>>>>>
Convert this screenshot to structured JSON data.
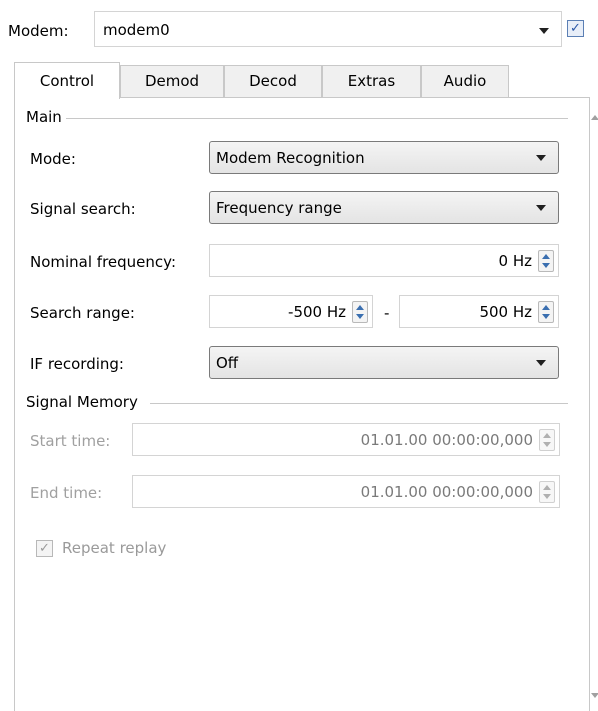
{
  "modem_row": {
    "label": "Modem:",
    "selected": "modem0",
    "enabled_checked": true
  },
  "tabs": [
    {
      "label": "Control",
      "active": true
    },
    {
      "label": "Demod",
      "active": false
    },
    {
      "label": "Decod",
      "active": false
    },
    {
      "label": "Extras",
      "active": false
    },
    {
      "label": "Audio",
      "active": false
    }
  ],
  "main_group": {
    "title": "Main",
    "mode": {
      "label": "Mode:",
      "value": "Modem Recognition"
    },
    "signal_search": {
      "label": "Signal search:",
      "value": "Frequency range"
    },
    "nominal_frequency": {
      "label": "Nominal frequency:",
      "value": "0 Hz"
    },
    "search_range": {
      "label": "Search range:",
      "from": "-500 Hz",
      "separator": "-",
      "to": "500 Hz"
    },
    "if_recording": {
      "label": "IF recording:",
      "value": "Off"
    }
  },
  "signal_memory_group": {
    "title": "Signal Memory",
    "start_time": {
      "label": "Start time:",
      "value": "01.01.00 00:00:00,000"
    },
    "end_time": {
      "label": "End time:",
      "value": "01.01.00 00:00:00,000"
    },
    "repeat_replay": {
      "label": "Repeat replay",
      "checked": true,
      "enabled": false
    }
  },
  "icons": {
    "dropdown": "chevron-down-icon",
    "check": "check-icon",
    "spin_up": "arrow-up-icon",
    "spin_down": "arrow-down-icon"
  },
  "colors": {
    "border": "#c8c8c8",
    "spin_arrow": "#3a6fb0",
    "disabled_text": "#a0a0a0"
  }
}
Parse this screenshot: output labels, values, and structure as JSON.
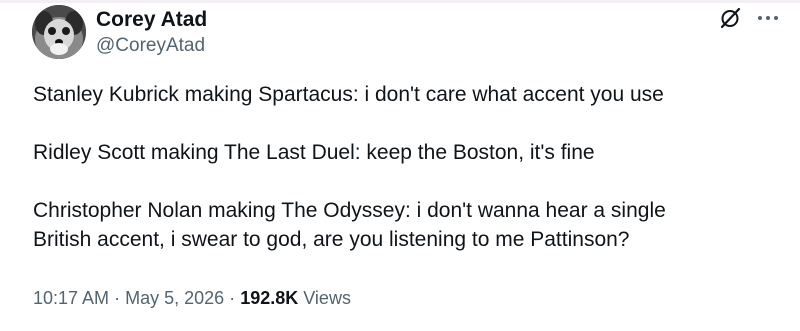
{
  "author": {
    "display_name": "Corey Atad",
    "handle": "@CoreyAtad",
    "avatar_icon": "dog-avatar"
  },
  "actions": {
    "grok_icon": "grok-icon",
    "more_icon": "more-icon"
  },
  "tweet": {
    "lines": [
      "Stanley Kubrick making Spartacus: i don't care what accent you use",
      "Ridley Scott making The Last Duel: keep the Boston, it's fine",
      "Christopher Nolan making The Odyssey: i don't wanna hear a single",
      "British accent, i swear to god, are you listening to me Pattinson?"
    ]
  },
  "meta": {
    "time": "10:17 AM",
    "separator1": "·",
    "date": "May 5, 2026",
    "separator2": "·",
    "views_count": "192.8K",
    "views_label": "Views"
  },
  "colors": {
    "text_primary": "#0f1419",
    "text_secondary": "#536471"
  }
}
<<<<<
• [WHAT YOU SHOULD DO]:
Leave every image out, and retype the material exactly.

• [RESPONSE TO THE EXERCISE]:
Convert this screenshot to structured JSON data.
{
  "modem_row": {
    "label": "Modem:",
    "selected": "modem0",
    "enabled_checked": true
  },
  "tabs": [
    {
      "label": "Control",
      "active": true
    },
    {
      "label": "Demod",
      "active": false
    },
    {
      "label": "Decod",
      "active": false
    },
    {
      "label": "Extras",
      "active": false
    },
    {
      "label": "Audio",
      "active": false
    }
  ],
  "main_group": {
    "title": "Main",
    "mode": {
      "label": "Mode:",
      "value": "Modem Recognition"
    },
    "signal_search": {
      "label": "Signal search:",
      "value": "Frequency range"
    },
    "nominal_frequency": {
      "label": "Nominal frequency:",
      "value": "0 Hz"
    },
    "search_range": {
      "label": "Search range:",
      "from": "-500 Hz",
      "separator": "-",
      "to": "500 Hz"
    },
    "if_recording": {
      "label": "IF recording:",
      "value": "Off"
    }
  },
  "signal_memory_group": {
    "title": "Signal Memory",
    "start_time": {
      "label": "Start time:",
      "value": "01.01.00 00:00:00,000"
    },
    "end_time": {
      "label": "End time:",
      "value": "01.01.00 00:00:00,000"
    },
    "repeat_replay": {
      "label": "Repeat replay",
      "checked": true,
      "enabled": false
    }
  },
  "icons": {
    "dropdown": "chevron-down-icon",
    "check": "check-icon",
    "spin_up": "arrow-up-icon",
    "spin_down": "arrow-down-icon"
  },
  "colors": {
    "border": "#c8c8c8",
    "spin_arrow": "#3a6fb0",
    "disabled_text": "#a0a0a0"
  }
}
Parse this screenshot: output labels, values, and structure as JSON.
{
  "author": {
    "display_name": "Corey Atad",
    "handle": "@CoreyAtad",
    "avatar_icon": "dog-avatar"
  },
  "actions": {
    "grok_icon": "grok-icon",
    "more_icon": "more-icon"
  },
  "tweet": {
    "lines": [
      "Stanley Kubrick making Spartacus: i don't care what accent you use",
      "Ridley Scott making The Last Duel: keep the Boston, it's fine",
      "Christopher Nolan making The Odyssey: i don't wanna hear a single",
      "British accent, i swear to god, are you listening to me Pattinson?"
    ]
  },
  "meta": {
    "time": "10:17 AM",
    "separator1": "·",
    "date": "May 5, 2026",
    "separator2": "·",
    "views_count": "192.8K",
    "views_label": "Views"
  },
  "colors": {
    "text_primary": "#0f1419",
    "text_secondary": "#536471"
  }
}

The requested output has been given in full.